Tips to Stay Safe and Prevent Injury While Shoveling Snow
It’s beginning to look a lot like…winter in Erie, PA. Our licensed physical therapists put together a list of tips to keep in mind when clearing the snow in order to decrease your risk of injury and stay safe during this “Season of Snow”.
- Don’t let it stick – Before going out, spray your shovel with cooking spray. This prevents the snow from packing up on the shovel, which weighs it down. The snow will just slide right off.
- Stay hydrated – Despite the cold temperatures, you still sweat while you work outside, so consider it a workout! Drink plenty of water before and after you are outside. And be sure you have proper nutrition (complex carbs, protein) before exerting yourself. If you are diabetic, check your glucose levels and be sure you don’t drop to unsafe levels.
- Keep your back straight – Push when you can. Don’t bend over to scoop up snow with the shovel. Squat down to scoop up the snow and use your legs to lift up.
- Don’t twist or arch your back – When emptying the shovel, keep a foot behind you and pivot, turning your toes the direction of your body (nose and toes point in the same direction), or use your arms to flip the shovel being careful not to over arch your back.
- Get your steps in – Walk over to where you are piling snow rather than trying to overthrow it with the shovel. This prevents you from twisting or arching your spine.
- Break it up – work in segments. With deeper snow, take scoops from the top and work down before you work out along a path. If you have a long or wide driveway, divide it up by doing a swipe down the middle and then work out toward each side.

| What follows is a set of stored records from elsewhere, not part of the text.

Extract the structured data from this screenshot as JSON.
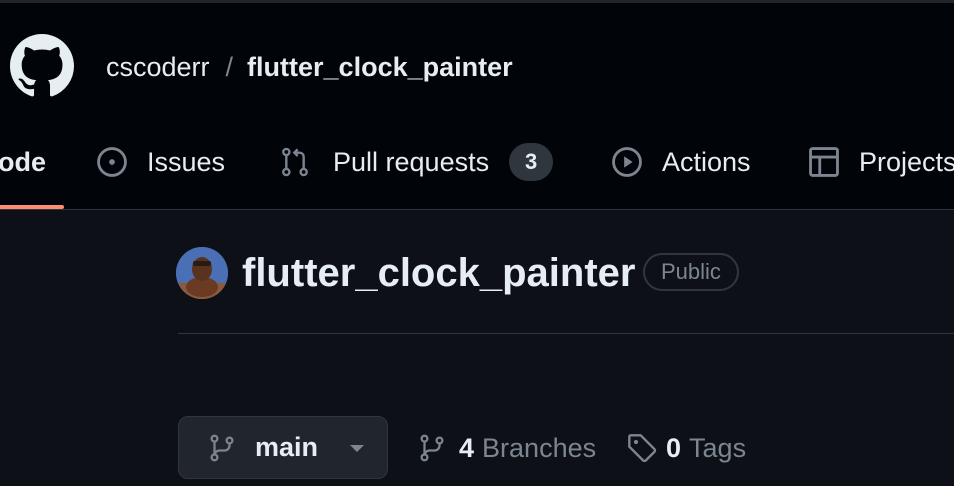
{
  "header": {
    "owner": "cscoderr",
    "separator": "/",
    "repo_name": "flutter_clock_painter"
  },
  "nav": {
    "tabs": [
      {
        "label": "ode",
        "icon": "code-icon",
        "selected": true
      },
      {
        "label": "Issues",
        "icon": "issue-icon"
      },
      {
        "label": "Pull requests",
        "icon": "pull-request-icon",
        "count": "3"
      },
      {
        "label": "Actions",
        "icon": "play-icon"
      },
      {
        "label": "Projects",
        "icon": "table-icon"
      }
    ]
  },
  "repo": {
    "title": "flutter_clock_painter",
    "visibility": "Public",
    "avatar": "avatar"
  },
  "branch": {
    "current": "main",
    "branches_count": "4",
    "branches_label": "Branches",
    "tags_count": "0",
    "tags_label": "Tags"
  },
  "colors": {
    "header_bg": "#010409",
    "page_bg": "#0d1117",
    "text_primary": "#e6edf3",
    "text_muted": "#7d8590",
    "border": "#30363d",
    "tab_underline": "#fd8c73",
    "counter_bg": "#30363d"
  }
}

- Breaking it up is about taking rest breaks as well. If you are out for a prolonged period of time, every 20-30 minutes stop to rest, stretch, and focus on your breathing for a few minutes. Depending on the outside conditions, you may need to return inside to rewarm or change wet garments.
- Ice isn’t nice – If you are pushing the shovel and it scoops under an icy layer, don’t try to lift it up. Get the shovel over that layer and just remove the snow first. Then use a tool to chop and break up the ice into smaller pieces to scoop up. Or use a chemical de-icer (Be sure it states Pet Safe/friendly on the container if you have furry friends!).
*If you have a history of heart disease, consult your physician before shoveling or snow blowing to determine if it is safe for you to do so.
If you have any questions regarding snow removal safety, contact your Niagara Therapy, LLC Physical Therapist. And remember, there is no shame in hiring someone, contacting a neighbor, or church to help you out. Take it slow, out in the snow, and remember these tips to help you prevent injury while shoveling snow.